I'm a systems guy through and through.

And I want to see our current economic system cured of its consumer-centric illness. But when it comes to gift-giving, sometimes you just need an alternate system.

Don't look to Wikipedia or Google to find your alternative gift-giving guide. Use these two instead:

  • The Ultimate Clutter-Free Gift Guide. Brooke McAlary of Slow Your Home has one of the best alternative gift guides, especially if you have kids. You'll find great variations on the “experiences over things” theme here, plus ways to broaden horizons while living healthier and helping the less fortunate. You'll appreciate the “why” behind the “what” and there's a boatload of both.
  • 72 Clutter Free Gift Ideas. This Getting Organized Magazine infographic is most helpful if you need lots of ideas and like bullet points. Actually, I'm tempted to aggregate the categories and sub-categories in this picture with some other sources for an upcoming Spreadsheet Spotlight. Would you dig that?

Spread the gift love and share your own resource in the comments if you have one.

You Have a Decision to Make

We can bust so many consumer-driven paradigms together.

It doesn't take much to make an impact. Skip the wrapping paper, save a tree or three, and give your gift au naturel.

If you're going to buy feelings, get the tree of joy, not the mayfly of gratitude.
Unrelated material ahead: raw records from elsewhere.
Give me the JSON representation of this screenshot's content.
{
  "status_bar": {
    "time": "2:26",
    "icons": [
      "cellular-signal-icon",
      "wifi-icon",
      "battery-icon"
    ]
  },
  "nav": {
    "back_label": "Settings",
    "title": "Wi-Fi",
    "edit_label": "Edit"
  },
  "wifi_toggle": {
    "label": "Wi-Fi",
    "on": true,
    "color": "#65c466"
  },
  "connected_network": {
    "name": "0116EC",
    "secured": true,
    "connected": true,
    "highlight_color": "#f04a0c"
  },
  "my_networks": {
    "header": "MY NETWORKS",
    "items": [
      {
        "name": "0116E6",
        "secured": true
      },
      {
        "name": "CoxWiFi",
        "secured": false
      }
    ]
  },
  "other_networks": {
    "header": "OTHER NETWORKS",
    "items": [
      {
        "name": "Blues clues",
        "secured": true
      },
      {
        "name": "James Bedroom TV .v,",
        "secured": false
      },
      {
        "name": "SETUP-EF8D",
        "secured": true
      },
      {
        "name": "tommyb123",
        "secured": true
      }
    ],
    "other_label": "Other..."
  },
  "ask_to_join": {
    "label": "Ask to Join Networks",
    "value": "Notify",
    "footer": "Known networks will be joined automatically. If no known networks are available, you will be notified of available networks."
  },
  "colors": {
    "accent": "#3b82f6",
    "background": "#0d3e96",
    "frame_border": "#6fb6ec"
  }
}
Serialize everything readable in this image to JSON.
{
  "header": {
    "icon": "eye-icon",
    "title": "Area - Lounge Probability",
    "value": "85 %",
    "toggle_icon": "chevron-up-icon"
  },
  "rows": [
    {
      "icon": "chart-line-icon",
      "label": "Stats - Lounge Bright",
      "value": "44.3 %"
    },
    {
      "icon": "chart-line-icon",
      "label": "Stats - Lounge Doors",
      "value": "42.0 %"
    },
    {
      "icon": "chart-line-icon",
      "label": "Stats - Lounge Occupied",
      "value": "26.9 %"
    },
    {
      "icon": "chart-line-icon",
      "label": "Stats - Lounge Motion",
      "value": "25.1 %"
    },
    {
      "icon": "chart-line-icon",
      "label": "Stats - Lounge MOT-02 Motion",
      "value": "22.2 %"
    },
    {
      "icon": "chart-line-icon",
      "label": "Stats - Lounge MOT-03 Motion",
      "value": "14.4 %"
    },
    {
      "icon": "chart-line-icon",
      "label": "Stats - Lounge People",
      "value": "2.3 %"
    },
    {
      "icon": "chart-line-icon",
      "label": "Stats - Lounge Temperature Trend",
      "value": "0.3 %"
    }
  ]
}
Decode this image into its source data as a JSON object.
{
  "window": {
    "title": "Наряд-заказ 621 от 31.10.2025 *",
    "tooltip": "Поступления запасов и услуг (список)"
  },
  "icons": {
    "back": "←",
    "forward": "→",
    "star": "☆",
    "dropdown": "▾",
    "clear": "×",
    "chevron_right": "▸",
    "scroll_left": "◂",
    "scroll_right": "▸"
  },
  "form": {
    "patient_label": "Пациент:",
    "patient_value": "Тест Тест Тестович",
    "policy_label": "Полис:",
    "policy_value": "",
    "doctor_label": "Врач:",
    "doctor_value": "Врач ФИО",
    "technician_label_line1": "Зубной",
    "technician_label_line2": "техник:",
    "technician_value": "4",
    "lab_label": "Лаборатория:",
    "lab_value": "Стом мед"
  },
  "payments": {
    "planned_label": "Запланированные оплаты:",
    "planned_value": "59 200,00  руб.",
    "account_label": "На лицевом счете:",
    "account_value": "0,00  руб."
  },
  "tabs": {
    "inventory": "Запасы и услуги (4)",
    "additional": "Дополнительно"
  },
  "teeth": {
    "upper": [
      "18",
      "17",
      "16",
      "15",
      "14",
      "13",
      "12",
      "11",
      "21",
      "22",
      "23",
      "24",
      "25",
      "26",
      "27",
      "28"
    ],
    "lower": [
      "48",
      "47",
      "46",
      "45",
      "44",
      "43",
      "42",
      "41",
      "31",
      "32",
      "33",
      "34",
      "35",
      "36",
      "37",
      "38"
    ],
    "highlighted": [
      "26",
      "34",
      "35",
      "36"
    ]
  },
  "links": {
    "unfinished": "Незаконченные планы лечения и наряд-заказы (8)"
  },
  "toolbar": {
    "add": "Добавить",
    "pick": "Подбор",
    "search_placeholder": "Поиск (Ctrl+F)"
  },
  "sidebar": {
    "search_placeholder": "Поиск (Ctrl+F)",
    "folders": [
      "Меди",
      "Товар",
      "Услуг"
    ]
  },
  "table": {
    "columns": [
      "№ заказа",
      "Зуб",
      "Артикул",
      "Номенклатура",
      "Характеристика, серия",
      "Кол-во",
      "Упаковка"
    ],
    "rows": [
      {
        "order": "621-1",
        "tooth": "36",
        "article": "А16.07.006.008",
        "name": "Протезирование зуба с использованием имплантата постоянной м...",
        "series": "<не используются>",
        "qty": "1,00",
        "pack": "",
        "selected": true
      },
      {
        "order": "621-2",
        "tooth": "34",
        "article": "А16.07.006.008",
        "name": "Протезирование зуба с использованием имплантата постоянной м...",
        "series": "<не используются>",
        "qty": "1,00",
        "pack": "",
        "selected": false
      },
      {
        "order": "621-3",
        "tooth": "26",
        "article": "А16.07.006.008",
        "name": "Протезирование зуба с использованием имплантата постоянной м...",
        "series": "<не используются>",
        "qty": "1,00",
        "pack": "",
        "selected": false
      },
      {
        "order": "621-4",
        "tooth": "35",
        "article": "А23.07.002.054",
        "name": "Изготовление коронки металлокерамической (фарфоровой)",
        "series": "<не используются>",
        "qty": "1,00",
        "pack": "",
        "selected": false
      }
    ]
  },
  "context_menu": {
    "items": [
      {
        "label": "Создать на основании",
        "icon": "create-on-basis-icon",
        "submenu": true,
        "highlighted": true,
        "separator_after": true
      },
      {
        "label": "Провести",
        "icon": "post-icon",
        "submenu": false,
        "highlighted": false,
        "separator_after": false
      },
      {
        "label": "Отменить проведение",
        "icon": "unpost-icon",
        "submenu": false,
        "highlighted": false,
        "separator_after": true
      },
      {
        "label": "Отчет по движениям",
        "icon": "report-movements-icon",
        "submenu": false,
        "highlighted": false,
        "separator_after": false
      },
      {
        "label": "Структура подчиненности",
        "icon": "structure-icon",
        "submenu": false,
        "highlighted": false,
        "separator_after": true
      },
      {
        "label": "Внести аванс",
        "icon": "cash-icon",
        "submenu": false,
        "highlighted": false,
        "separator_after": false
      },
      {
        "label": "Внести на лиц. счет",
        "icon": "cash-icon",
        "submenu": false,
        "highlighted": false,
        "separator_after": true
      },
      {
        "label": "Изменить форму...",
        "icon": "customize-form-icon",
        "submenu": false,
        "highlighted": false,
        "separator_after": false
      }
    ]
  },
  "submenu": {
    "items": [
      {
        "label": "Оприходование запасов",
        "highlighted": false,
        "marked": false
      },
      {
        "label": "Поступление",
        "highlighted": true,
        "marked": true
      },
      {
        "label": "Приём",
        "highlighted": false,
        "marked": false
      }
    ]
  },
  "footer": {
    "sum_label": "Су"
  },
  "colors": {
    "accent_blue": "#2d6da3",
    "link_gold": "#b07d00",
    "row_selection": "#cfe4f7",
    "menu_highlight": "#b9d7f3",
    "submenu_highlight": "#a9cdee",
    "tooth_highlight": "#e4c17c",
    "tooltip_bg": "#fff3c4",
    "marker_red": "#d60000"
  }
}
And to become a gift-giving trendsetter, just ignore the unsustainable status quo. Your friends and family will be confused at first. But then they'll become intrigued. And as intrigue leads to meaningful conversations, that's where we'll make our long-term impact.

Give the gift of being intentional this year. Your environment, bank account, and the people you love will thank you.

Photo credit: Gere, steinchen, Steven Depolo